Last summer, the distinguished Indian politician Jaswant Singh was expelled from his party for the crime of writing a book.
A struggle to define history as the BJP bids for relevancy
Last summer, the distinguished Indian politician Jaswant Singh was expelled from his party for the crime of writing a book. Leaders of the opposition Bharatiya Janata Party (BJP) said Mr Singh's book on Mohammed Ali Jinnah, the founder of Pakistan, was simply too "painful" because of its take on the history of Partition and the perceived sympathy towards Jinnah. The BJP has always put its view of Indian history front and centre, but the party has been in disarray after two consecutive losses in national elections and bitter internal squabbling. With the recent selection of Nitin Gadkari as the youngest leader in the party's history, it is trying to regain its electoral strength by changing its image - and arguably the core of its political identity.
@body arnhem:The BJP came into national government on the back of the destruction of the Babri Masjid in Ayodhya in 1992 and the communal riots which followed. But, like Mr Singh, senior leaders have not always followed the Hindu nationalist line and have been strongly criticised by its ideological base based on what they believe is historical fact. The former party leader, Lal Krishna Advani, was severely weakened and almost forced to resign after he referred to Jinnah as a secular individual.
Communal politics has always been important to the BJP's view of the world. But identity is an ideological rallying point that throws a wrench into the ability of any party to effectively govern India since modern politics is built on coalitions involving minority parties at the state and national levels. There have been attempts to build support within minority populations. BJP strategists have consistently pointed out that 56 years of Congress rule have brought no significant gains for Muslims in India. In recent statements, Mr Gadkari has tried to build bridges with Muslim communities by making conciliatory statements and allusions to a common heritage.
In light of the 2002 Gujarat riots, and the alleged complicity of the BJP state administration, it is unlikely many Muslims are willing to listen. Mr Gadkari's continued defence of Narendra Modi, the controversial chief minister of Gujarat, makes many believe that his words ring hollow. Other minority populations, such as lower castes and tribals, are also wary of attempts to woo them. To them, the BJP comes across as a party based on an elite Brahminical culture, which it confuses for a national Indian identity.
The other major lesson learnt by the BJP has been that far-reaching growth and development have become very important in Indian politics. Many in the BJP remember how their message of "India Shining" contributed to their downfall at the polls in 2004. This message was considered to be an elitist view of the country which ignored the dismal conditions faced by the majority of Indians who live in poverty.
The success of Congress in winning rural voters by promising more equitable development has changed how political parties are seen by Indians. Rural development and poverty alleviation have returned to the forefront of Indian politics after a period when more attention was paid to the growing middle class and technology sector. It is also a testament to the development of Indian democracy that the poor and the politically disempowered have been able to shift the national discourse to issues of their own survival.

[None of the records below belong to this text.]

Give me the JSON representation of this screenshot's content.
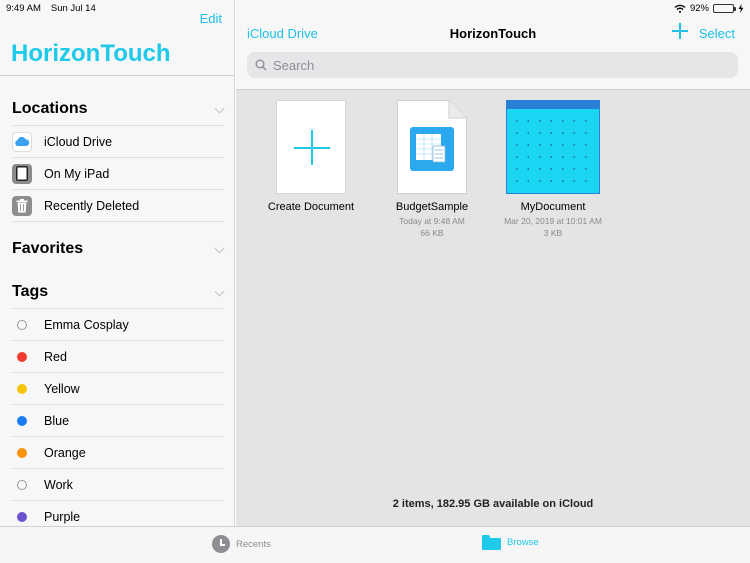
{
  "status_bar": {
    "time": "9:49 AM",
    "date": "Sun Jul 14",
    "battery": "92%",
    "battery_level": 0.92
  },
  "sidebar": {
    "edit_label": "Edit",
    "app_title": "HorizonTouch",
    "locations_title": "Locations",
    "locations": [
      {
        "label": "iCloud Drive",
        "icon": "icloud-icon"
      },
      {
        "label": "On My iPad",
        "icon": "ipad-icon"
      },
      {
        "label": "Recently Deleted",
        "icon": "trash-icon"
      }
    ],
    "favorites_title": "Favorites",
    "tags_title": "Tags",
    "tags": [
      {
        "label": "Emma Cosplay",
        "color": "",
        "hollow": true
      },
      {
        "label": "Red",
        "color": "#f23b30",
        "hollow": false
      },
      {
        "label": "Yellow",
        "color": "#f7c60a",
        "hollow": false
      },
      {
        "label": "Blue",
        "color": "#1b7cf2",
        "hollow": false
      },
      {
        "label": "Orange",
        "color": "#f7930c",
        "hollow": false
      },
      {
        "label": "Work",
        "color": "",
        "hollow": true
      },
      {
        "label": "Purple",
        "color": "#6a52cf",
        "hollow": false
      }
    ]
  },
  "navbar": {
    "back_label": "iCloud Drive",
    "title": "HorizonTouch",
    "select_label": "Select"
  },
  "search": {
    "placeholder": "Search"
  },
  "items": [
    {
      "name": "Create Document"
    },
    {
      "name": "BudgetSample",
      "date": "Today at 9:48 AM",
      "size": "66 KB"
    },
    {
      "name": "MyDocument",
      "date": "Mar 20, 2019 at 10:01 AM",
      "size": "3 KB"
    }
  ],
  "footer": {
    "info": "2 items, 182.95 GB available on iCloud"
  },
  "tabbar": {
    "recents_label": "Recents",
    "browse_label": "Browse"
  },
  "colors": {
    "accent": "#1ec9ea",
    "link": "#1fc0e6"
  }
}
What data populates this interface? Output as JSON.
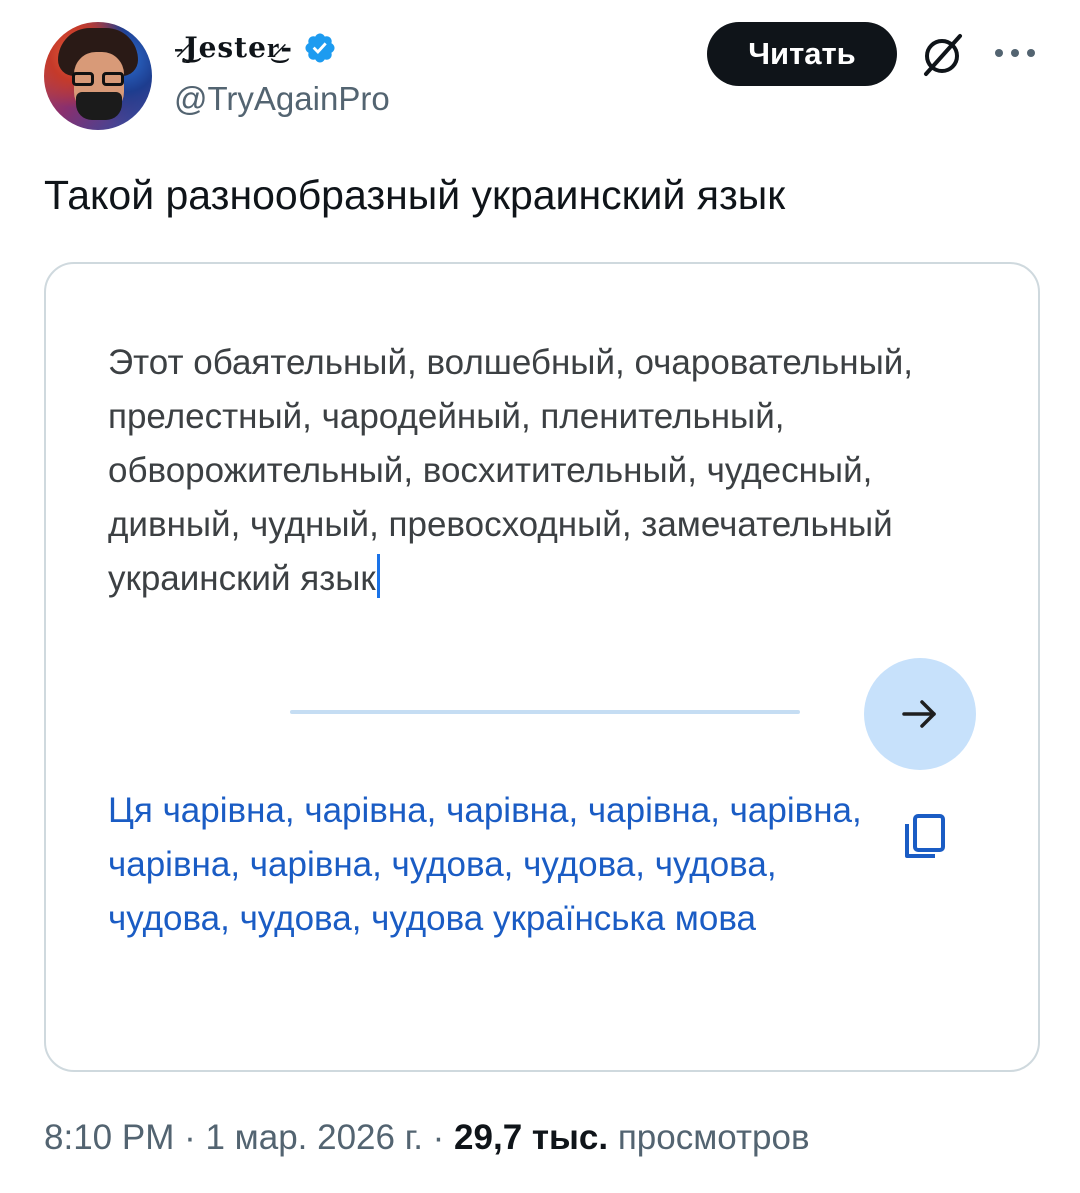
{
  "author": {
    "display_name": "-̷͜Jester̷͜-",
    "handle": "@TryAgainPro",
    "verified": true
  },
  "actions": {
    "follow_label": "Читать",
    "grok_icon": "slashed-circle-icon",
    "more_icon": "ellipsis-icon"
  },
  "tweet": {
    "text": "Такой разнообразный украинский язык"
  },
  "translator": {
    "source_text": "Этот обаятельный, волшебный, очаровательный, прелестный, чародейный, пленительный, обворожительный, восхитительный, чудесный, дивный, чудный, превосходный, замечательный украинский язык",
    "target_text": "Ця чарівна, чарівна, чарівна, чарівна, чарівна, чарівна, чарівна, чудова, чудова, чудова, чудова, чудова, чудова українська мова",
    "translate_icon": "arrow-right-icon",
    "copy_icon": "copy-icon"
  },
  "meta": {
    "time": "8:10 PM",
    "date": "1 мар. 2026 г.",
    "views_count": "29,7 тыс.",
    "views_label": "просмотров"
  },
  "colors": {
    "verified_blue": "#1d9bf0",
    "translation_blue": "#1a5cc4",
    "button_bg": "#c7e1fb"
  }
}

Among Mr Gadkari's first statements after winning the party presidency was that his top priority would be socio-political reforms that aided poor people and addressed the epidemic of farmer suicides. It was a clear appeal meant to expand BJP support in the rural hinterlands. The main thrust of the current strategy has been to campaign as a centre-right rather than communal political party. By a more moderate approach and abandoning some of its more controversial positions, the BJP is trying to to appeal to not only the electorate but prospective coalition partners.
The problem will be convincing its opponents that it's more than a façade on top of a still hardline communal party that promotes violence. The first BJP national government, despite coming to power because of the Ayodhya incident, appeared to govern as a centre-right party. Opponents argue that the government still tried to change the educational curriculum to reflect the historical beliefs of the party and its ideological foundations.
More recently, the handling of riots in Gujarat also reflect not-so-hidden undercurrents in the party. A little-known aspect of those riots was that tribal and lower caste groups, who have been traditionally uninvolved in communal riots, found themselves as part of the mob. Opponents allege that the radicalisation of these groups was a direct consequence of the BJP's appeal to divisive communal politics.
Biased versions of history are a problem throughout the subcontinent. The recent execution of the assassins of Bangladesh's founder, Pakistan's struggle to balance the religious and secular, and the BJP's attempt to rebrand itself all trace back to interpretations of history. Even as India keeps moving forward, the past seems to overshadow the present, especially the BJP. Talha Aquil has worked as a financial services consultant and a political risk analyst specialising in South Asia